Your instructions: Extract every line from the records below that contains the word "time".

Exercise data:
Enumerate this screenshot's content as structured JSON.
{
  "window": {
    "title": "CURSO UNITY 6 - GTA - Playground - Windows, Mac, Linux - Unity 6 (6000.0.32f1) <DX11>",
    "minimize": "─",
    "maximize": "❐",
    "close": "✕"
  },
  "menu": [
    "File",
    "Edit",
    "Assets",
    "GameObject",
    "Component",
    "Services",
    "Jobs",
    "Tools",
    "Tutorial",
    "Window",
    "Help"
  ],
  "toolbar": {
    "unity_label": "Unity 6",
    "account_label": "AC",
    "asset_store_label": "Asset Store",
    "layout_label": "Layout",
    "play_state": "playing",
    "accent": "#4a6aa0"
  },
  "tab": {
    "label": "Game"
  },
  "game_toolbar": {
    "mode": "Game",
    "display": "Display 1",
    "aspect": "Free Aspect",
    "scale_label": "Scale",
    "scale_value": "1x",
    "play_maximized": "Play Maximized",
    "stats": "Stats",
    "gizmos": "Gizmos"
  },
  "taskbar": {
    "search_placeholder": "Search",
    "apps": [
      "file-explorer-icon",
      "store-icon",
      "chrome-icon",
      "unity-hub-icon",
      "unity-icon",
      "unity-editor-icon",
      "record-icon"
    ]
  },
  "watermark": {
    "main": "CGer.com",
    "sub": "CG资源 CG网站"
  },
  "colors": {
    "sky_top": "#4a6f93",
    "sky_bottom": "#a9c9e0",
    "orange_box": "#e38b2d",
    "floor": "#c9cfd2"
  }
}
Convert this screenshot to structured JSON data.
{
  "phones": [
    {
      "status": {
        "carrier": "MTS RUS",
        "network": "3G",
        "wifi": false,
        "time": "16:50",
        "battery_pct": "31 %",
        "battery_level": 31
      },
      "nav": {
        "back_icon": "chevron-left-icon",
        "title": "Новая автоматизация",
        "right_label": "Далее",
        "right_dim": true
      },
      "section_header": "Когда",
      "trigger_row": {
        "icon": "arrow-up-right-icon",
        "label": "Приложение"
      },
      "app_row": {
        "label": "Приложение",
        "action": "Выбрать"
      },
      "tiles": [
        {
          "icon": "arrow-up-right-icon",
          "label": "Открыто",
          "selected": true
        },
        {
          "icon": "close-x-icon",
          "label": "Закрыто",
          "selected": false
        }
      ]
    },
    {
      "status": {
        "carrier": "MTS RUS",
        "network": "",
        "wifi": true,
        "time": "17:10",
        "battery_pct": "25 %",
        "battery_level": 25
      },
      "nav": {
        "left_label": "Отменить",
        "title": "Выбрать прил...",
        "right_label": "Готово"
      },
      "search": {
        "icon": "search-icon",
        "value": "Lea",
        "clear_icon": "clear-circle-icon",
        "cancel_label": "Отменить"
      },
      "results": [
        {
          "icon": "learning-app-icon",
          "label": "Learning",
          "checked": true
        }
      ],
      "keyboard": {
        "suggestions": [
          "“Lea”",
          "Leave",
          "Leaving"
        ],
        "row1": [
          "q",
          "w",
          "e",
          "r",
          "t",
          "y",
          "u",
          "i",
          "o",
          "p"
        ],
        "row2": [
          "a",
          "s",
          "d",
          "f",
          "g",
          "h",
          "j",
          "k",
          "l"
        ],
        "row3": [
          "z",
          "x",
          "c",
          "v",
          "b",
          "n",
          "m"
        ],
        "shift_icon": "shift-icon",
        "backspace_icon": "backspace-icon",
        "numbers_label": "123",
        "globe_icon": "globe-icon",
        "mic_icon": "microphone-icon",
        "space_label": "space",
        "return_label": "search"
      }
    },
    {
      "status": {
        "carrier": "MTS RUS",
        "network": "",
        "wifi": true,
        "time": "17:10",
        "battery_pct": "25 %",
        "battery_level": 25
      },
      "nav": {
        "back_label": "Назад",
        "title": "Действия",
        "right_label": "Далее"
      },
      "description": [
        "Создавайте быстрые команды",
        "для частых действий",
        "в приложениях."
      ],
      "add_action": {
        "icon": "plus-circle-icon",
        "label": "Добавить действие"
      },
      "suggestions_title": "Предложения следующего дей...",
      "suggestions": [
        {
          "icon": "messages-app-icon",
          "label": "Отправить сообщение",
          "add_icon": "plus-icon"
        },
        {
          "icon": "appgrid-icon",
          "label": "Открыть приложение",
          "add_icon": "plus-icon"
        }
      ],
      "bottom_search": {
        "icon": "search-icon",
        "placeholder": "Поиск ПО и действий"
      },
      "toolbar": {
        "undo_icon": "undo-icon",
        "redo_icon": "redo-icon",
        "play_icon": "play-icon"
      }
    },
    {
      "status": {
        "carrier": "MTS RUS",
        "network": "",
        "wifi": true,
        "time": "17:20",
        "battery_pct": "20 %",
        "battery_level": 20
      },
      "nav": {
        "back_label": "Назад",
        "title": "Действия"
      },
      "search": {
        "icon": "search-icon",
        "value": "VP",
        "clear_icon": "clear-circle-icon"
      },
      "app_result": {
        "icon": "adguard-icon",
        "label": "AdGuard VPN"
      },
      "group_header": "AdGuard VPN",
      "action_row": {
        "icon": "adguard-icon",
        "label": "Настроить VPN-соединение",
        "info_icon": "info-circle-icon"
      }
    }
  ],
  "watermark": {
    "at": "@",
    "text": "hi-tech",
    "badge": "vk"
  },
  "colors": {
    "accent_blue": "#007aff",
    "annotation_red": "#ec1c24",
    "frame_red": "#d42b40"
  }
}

Result:
        "time": "16:50",
        "time": "17:10",
        "time": "17:10",
        "time": "17:20",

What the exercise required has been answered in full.